The Budget 2013: The Winners

Chancellor George Osborne said his 2013 Budget will help people “work hard and get on”.  And what do you know, a few people will actually be better off as a result of these plans.

[Budget 2013: The key points]

Here’s who can be considered a winner: 

[The losers can be found here]

Beer drinkers

Beer has been made exempt from the current alcohol tax escalator and 1p has also been cut off the current duty. So cheaper pints all round.


A planned 3p rise in fuel duty scheduled for September has been scrapped by the Chancellor altogether.

Home buyers

A new ‘Help To Buy’ initiative was announced. This is divided into two parts.

First, from 2014 £130 billion will be available as part of a new mortgage guarantee available to all home buyers who want to buy a home old or new, but can’t afford the deposit, up to the value of £600,000.

The scheme will run for three years.

The second part is opening the current FirstBuy scheme to all buyers - it’s currently only available to first-time buyers.

Up to £3.5 billion will be made available so that under the scheme buyers can take a loan worth up to 20% of a new-build home to anyone looking to move up the ladder. The loan is interest free for the first five years.

There will also be plans to build an extra 15,000 affordable homes.

The Right To Buy scheme, which allows long-term tenants to buy their council-built home, will also been extended.

The Government’s Funding for Lending Scheme has also been extended.

Basic-rate taxpayers

From 2014 the amount you can earn before you start to pay tax, known as the income tax-threshold, will rise to £10,000.
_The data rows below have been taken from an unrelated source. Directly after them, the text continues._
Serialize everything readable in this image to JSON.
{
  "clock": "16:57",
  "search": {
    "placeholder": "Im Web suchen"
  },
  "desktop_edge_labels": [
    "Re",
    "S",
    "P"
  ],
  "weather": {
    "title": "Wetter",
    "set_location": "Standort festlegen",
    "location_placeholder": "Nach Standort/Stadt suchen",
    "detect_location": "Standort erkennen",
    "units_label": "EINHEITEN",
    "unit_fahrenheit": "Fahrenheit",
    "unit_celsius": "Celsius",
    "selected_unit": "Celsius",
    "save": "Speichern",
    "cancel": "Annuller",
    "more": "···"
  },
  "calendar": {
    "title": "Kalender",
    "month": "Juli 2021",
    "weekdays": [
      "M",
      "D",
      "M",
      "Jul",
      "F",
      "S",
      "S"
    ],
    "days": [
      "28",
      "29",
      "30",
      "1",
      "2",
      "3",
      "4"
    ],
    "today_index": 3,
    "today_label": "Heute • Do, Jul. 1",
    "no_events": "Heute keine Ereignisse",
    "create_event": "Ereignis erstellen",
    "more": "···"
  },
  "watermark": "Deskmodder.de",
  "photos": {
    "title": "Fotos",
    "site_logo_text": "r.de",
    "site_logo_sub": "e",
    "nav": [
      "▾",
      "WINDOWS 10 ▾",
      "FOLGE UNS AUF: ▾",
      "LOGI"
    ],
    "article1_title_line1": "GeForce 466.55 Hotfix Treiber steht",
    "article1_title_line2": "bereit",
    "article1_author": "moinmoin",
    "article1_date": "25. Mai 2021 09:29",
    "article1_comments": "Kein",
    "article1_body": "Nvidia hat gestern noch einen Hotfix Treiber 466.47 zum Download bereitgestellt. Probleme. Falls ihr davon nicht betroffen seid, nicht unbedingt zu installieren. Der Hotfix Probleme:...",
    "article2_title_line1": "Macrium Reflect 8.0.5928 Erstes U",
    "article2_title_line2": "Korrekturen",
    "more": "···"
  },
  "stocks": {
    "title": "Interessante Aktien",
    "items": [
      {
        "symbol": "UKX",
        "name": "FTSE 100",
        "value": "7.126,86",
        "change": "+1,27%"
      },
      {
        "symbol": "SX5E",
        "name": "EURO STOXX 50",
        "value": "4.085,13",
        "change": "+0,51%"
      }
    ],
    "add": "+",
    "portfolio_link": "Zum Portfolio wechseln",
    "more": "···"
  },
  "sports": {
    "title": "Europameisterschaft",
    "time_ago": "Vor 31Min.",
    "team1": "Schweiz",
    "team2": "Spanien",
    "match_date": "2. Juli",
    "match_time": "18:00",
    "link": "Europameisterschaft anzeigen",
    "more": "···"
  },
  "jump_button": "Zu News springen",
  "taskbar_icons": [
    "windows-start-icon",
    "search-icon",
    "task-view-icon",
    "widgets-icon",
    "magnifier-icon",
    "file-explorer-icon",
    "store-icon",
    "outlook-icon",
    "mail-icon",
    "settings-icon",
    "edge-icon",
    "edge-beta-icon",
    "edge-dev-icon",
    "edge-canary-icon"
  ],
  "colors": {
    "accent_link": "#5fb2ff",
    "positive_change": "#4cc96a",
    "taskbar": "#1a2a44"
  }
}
Currently at £8,105 it will rise to £9,440 from next month.  

Workers approaching retirement

It was confirmed that an overhaul of the state pension was announced earlier this year has been brought forward a year to 2016. Under the new arrangements the basic minimum will increase from £107.45 to approximately £144. 

Working parents

Plans to extend tax-breaks on childcare were confirmed. Leaked prior to the Budget, the new system will allow parents to claim tax relief of 20% off the first £6,000 of the cost - worth £1,200 a year for each child.

The tax-break is only available where both parents are working, or the sole parent in a single-parent household, and each earn under £150,000 a year.

The break will be available to parents with children under five from 2015, and will be rolled out to children under 12 by 2020.

Parents saving with Child Trust Funds

Parents lumbered with the redundant Child Trust Funds (CTF) will be able to switch their money into Junior ISAs. The latter replaced the former in 2011, as the tax-free method for child savings.

Until now, parents with CTFs have not been able to switch to so-called JISAs, where the products are far more competitive and allow parents to get a potentially better rate of return on savings. 


Corporation tax is to be cut further to 20% in 2015, after dropping to 21% in 2014.

An employment allowance has been made available, which will mean that no national insurance will be paid on the first £22,000 of wages paid.

A number of new measures to help small businesses have been announced, including growth vouchers and controls on regulators’ charges.

Tax relief on benefits to employees, such as loans for season travel, will be extended. 

There will also be Capital Gains Tax relief on sales of business shares to workers.

Stamp duty has also been abolished on shares traded on start-up markets, such as the Alternative Investment Market (AIM).

Equitable Life savers

Those who bought an Equitable Life with-profits policy before 1992, will benefit from ex-gratia payments of £5,000 and an extra £5,000 for those on lowest incomes.


The kick the economy so badly needs has been pinned on investment in major construction projects.

Therefore, infrastructure will be boosted by £3 billion from 2016 - a total of £15 billion over the next decade.

New tax regimes will be created for early investment in shale gas.


Rejoice! The beloved hot pastry snack has been left well alone this year, after last year’s proposed levy on pasties and other food cooked to cool down. The decision resulted in uproar and a subsequent u-turn. Osborne has apparently learnt his lesson and left it well alone this year.

[Full coverage of Chancellor George Osborne's 2013 Budget speech]